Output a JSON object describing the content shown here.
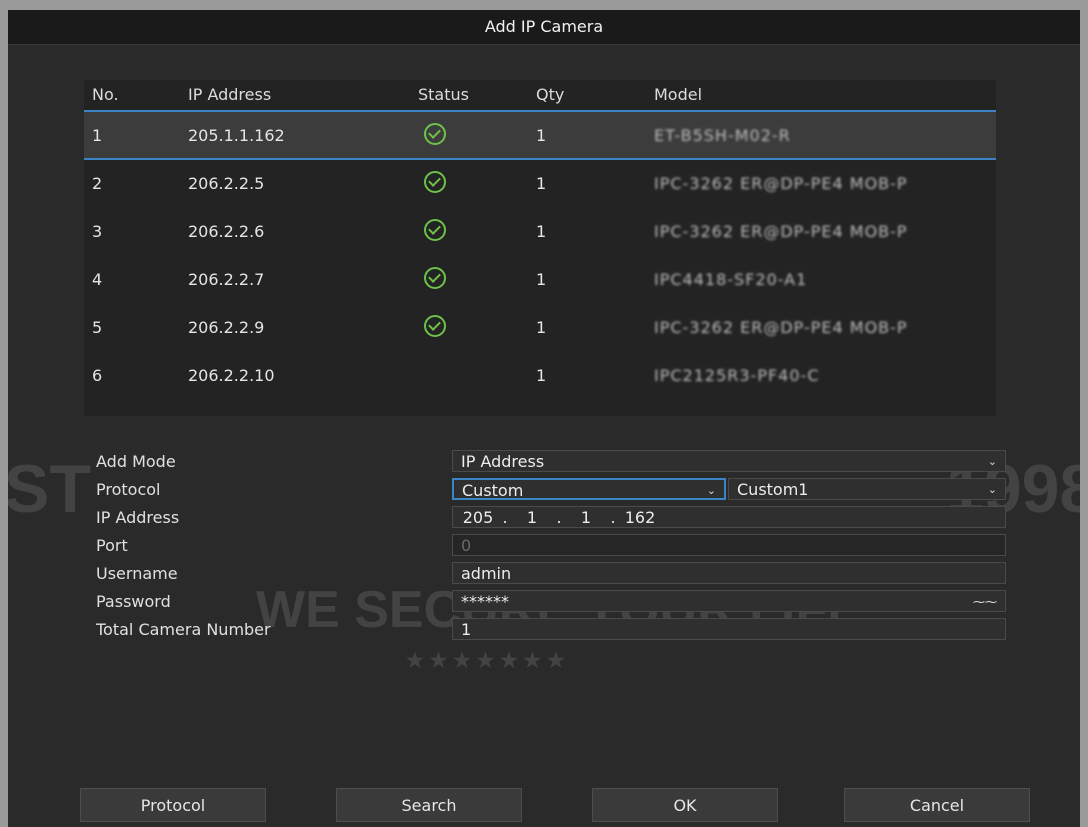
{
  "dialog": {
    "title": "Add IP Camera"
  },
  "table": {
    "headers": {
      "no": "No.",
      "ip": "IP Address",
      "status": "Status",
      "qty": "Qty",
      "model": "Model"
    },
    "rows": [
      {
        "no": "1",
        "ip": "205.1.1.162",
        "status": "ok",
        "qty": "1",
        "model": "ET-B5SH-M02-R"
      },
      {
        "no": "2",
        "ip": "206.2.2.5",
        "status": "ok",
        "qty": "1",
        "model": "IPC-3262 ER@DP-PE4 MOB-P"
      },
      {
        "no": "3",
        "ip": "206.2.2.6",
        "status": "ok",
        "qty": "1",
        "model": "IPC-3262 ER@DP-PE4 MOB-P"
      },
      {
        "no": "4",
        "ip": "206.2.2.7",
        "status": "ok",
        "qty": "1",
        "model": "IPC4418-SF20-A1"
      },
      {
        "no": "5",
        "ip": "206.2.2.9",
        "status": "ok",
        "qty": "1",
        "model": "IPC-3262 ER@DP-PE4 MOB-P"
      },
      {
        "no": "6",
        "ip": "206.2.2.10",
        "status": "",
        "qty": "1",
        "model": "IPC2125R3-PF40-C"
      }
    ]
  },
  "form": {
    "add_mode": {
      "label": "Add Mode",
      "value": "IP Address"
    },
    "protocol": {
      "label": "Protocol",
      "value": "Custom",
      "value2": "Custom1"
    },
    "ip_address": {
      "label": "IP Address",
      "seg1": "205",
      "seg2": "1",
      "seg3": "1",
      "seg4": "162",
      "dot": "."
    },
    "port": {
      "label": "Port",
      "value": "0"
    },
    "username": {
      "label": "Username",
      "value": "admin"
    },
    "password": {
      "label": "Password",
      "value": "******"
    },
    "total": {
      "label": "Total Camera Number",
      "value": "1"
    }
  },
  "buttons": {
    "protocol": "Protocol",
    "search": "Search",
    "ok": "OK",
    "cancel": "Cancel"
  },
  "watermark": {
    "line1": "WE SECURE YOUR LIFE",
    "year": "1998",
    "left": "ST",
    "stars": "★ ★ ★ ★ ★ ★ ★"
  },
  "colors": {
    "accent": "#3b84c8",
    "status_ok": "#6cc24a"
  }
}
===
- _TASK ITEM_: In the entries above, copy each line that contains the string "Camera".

- _SOLUTION TO THIS EXERCISE_:
    "title": "Add IP Camera"
      "label": "Total Camera Number",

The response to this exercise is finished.